Ethics Group Leader
This is incredibly disturbing on so many levels. I’m very cynical about FEMA’s motives. I recently wrote that I don’t think newsrooms can tell the truth of this story if they don’t show some bodies. My fear was self-censorship. Many newsrooms have policies that forbid displaying photos of dead bodies, more specifically dead Americans. (We show dead foreigners all the time.) So I was worried about self-censorship, for fear of community backlash. Now I’m worried about real censorship, because FEMA is tired of being questioned by journalists and the public.
Nelson Poynter Scholar for Journalism Values
I believe it’s fair to say that we would challenge any restrictions that keep journalists and photojournalists from having meaningful access to cover all important element of this story and the recovery of bodies certainly falls in that category. We would challenge any directives and orders from the federal government or other officials that restrict photojournalists from taking pictures or videotaping the recovery of bodies.
Clearly there is an important “watchdog” role for the journalists to honor as the officials find and recover bodies. We should be there to observe and record what is taking place, to hold the government officials accountable and to accurately and fairly tell the story of what is happening.
To be sure, the officials face a difficult and delicate challenge in finding and recovering bodies. Journalists should make sure we don’t make their job more difficult. We should not get in their way. We should show great respect for these workers. We should show great respect for the dead. We should show great respect for the families of the victims.
But, we can do all of that in a professional and compassionate manner. We need to be there to observe and record this piece of such a major story. The photojournalists will be required to show courage and compassion, skill and sensitivity in deciding what pictures to take and how to take those pictures. Then, the editors and producers back at the paper and the stations and networks will have to make equally thoughtful, skillful, sensitive decisions on what still photos and what video to use and how to use it.
Among the ethical land mines, of course, is the concern over live coverage of the recovery of bodies. The television stations and networks need to be exceptionally vigilant in their oversight during this stage of the reporting as the recovery of bodies increases. News executives should apply extra oversight to make sure that they have the chance to make sound decisions on what video to show viewers.

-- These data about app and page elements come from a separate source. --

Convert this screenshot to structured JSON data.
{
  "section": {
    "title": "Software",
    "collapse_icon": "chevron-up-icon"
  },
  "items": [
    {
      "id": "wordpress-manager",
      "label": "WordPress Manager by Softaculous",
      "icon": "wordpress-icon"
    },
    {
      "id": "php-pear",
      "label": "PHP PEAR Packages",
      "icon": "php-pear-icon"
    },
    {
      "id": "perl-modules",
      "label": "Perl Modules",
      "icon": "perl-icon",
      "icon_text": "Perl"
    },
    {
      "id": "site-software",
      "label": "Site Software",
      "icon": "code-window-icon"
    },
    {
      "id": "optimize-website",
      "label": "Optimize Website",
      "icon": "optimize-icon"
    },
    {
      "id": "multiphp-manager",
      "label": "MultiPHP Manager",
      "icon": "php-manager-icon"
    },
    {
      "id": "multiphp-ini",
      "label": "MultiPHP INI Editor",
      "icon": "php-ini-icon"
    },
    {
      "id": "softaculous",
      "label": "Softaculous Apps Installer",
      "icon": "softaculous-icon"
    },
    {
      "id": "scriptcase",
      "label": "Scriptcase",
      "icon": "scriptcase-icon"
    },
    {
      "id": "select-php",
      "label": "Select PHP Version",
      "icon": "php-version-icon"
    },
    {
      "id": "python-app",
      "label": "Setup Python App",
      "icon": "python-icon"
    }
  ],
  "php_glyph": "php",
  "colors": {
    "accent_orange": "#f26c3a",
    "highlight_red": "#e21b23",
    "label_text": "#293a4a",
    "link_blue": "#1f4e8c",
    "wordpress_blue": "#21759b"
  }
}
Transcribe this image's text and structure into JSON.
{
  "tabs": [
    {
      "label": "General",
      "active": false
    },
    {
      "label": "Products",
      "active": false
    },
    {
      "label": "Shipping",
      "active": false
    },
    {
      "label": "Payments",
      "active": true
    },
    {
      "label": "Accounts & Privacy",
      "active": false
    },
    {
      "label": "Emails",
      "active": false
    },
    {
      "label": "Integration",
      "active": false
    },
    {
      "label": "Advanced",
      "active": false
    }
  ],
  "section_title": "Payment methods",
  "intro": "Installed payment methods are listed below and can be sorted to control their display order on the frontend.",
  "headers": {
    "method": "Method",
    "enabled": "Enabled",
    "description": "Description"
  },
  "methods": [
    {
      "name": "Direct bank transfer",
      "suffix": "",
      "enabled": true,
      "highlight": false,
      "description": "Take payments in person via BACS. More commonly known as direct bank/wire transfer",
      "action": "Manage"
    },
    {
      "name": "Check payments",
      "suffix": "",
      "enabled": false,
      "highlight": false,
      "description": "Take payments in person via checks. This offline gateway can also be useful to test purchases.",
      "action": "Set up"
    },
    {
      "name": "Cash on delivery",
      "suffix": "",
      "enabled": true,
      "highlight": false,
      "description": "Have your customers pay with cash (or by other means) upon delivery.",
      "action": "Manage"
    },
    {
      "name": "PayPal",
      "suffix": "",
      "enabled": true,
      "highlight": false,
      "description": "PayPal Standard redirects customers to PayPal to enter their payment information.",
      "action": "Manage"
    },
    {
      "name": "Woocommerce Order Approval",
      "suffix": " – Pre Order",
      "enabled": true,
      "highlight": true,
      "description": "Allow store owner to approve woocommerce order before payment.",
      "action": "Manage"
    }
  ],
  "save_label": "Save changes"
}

They should restrict live coverage of the recovery of bodies and/or build in time delays in the live coverage to ensure that there is time for proper news judgment and ethical decision-making.